(AIM OF THE EXERCISE):
In the records below, which lines include "name"? Copy them.

(TASK MATERIAL):
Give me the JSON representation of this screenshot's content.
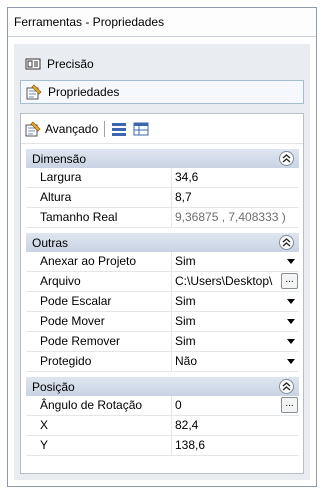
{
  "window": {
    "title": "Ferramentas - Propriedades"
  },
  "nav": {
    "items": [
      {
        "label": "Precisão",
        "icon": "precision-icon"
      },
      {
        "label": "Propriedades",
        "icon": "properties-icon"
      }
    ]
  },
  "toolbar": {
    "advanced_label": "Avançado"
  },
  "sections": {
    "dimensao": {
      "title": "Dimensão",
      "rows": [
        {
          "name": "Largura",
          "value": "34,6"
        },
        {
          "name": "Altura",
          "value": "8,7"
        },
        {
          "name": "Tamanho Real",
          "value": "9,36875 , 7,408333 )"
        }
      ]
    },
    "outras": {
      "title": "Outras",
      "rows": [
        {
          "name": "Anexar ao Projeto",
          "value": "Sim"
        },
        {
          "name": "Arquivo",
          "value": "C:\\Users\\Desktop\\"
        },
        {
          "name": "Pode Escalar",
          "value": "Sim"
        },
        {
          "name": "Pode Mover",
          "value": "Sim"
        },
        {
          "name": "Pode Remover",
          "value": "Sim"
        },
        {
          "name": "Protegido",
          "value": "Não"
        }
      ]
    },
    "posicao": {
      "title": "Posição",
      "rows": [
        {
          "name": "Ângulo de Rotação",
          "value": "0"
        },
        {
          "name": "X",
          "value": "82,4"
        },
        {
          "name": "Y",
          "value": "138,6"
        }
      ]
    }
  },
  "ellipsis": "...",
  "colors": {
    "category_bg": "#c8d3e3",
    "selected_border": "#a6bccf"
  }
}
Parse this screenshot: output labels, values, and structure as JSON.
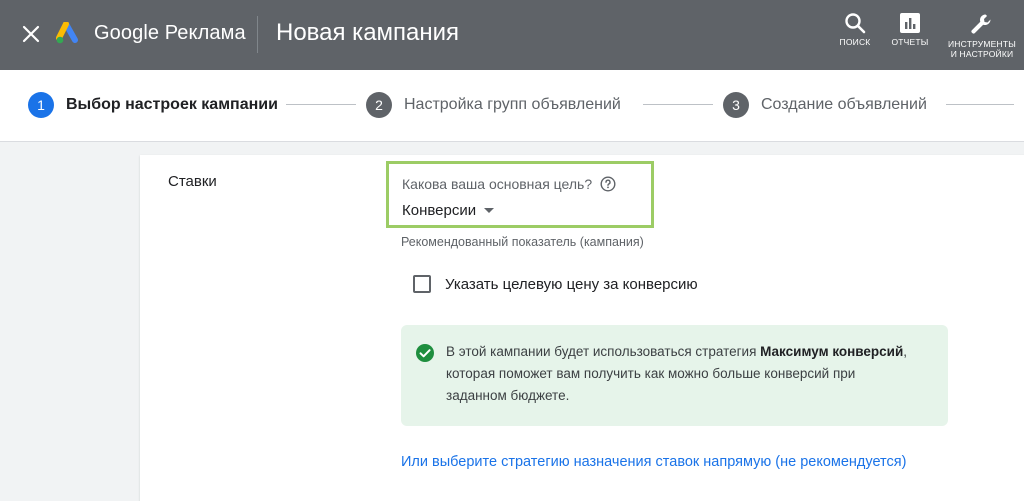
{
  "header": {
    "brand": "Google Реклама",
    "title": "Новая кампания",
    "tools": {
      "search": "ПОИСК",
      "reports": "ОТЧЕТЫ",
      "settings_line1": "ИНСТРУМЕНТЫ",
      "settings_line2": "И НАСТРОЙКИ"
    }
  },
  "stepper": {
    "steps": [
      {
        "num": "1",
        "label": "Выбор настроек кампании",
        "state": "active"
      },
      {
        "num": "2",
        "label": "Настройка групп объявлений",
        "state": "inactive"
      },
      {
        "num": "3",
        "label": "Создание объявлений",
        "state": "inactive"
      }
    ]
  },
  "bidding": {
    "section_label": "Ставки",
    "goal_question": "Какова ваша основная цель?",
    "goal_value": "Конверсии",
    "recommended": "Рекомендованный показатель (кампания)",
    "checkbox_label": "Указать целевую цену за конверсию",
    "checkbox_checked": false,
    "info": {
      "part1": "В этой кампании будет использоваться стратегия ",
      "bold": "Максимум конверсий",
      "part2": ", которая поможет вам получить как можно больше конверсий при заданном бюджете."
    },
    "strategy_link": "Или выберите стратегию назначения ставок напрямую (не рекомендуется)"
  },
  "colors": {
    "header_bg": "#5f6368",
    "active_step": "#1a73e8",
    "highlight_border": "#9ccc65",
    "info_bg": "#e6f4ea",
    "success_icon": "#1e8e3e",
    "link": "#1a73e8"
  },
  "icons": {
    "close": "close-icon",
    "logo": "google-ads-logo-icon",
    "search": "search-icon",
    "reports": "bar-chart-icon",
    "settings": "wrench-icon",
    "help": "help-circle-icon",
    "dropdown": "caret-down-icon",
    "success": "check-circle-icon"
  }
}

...

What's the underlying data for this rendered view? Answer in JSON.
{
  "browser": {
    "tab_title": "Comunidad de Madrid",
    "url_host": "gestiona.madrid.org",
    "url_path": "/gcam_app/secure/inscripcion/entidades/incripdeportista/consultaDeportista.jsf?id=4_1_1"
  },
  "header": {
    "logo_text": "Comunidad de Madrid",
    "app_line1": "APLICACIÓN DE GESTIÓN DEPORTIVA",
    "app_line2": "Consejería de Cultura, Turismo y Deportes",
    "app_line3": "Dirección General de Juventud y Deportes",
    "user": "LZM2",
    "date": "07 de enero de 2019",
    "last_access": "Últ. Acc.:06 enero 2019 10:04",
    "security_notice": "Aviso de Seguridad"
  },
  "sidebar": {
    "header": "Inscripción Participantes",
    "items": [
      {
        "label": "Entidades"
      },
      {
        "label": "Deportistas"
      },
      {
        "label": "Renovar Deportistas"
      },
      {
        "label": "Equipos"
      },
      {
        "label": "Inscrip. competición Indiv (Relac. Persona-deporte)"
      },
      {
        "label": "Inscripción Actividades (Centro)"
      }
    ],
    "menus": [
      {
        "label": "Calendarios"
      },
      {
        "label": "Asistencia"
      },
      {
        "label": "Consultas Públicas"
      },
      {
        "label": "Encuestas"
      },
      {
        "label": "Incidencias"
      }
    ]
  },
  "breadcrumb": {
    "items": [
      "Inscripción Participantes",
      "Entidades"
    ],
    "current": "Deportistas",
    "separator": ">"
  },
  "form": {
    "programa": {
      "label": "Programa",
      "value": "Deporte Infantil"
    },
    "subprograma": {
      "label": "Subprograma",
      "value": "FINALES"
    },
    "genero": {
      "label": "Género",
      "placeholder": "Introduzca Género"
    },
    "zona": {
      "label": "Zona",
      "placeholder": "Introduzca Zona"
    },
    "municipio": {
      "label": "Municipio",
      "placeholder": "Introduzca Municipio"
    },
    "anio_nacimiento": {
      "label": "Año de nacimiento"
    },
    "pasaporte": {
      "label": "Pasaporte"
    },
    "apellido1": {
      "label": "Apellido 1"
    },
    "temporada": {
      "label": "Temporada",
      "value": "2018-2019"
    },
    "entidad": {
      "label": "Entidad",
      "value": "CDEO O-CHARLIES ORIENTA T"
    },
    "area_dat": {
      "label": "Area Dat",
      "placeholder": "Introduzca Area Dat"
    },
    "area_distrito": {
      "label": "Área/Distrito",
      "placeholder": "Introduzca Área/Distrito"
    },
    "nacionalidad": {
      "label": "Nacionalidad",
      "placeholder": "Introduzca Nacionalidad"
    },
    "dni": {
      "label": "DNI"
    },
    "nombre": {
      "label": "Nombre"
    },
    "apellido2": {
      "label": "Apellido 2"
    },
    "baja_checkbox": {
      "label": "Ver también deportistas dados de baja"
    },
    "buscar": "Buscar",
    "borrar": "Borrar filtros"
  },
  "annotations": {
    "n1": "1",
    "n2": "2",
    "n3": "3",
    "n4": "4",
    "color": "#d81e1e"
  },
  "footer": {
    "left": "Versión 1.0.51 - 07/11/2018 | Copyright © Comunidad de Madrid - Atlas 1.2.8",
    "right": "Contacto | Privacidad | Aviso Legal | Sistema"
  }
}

(PROBLEM SOLUTION):
          "name": "Largura",
          "name": "Altura",
          "name": "Tamanho Real",
          "name": "Anexar ao Projeto",
          "name": "Arquivo",
          "name": "Pode Escalar",
          "name": "Pode Mover",
          "name": "Pode Remover",
          "name": "Protegido",
          "name": "Ângulo de Rotação",
          "name": "X",
          "name": "Y",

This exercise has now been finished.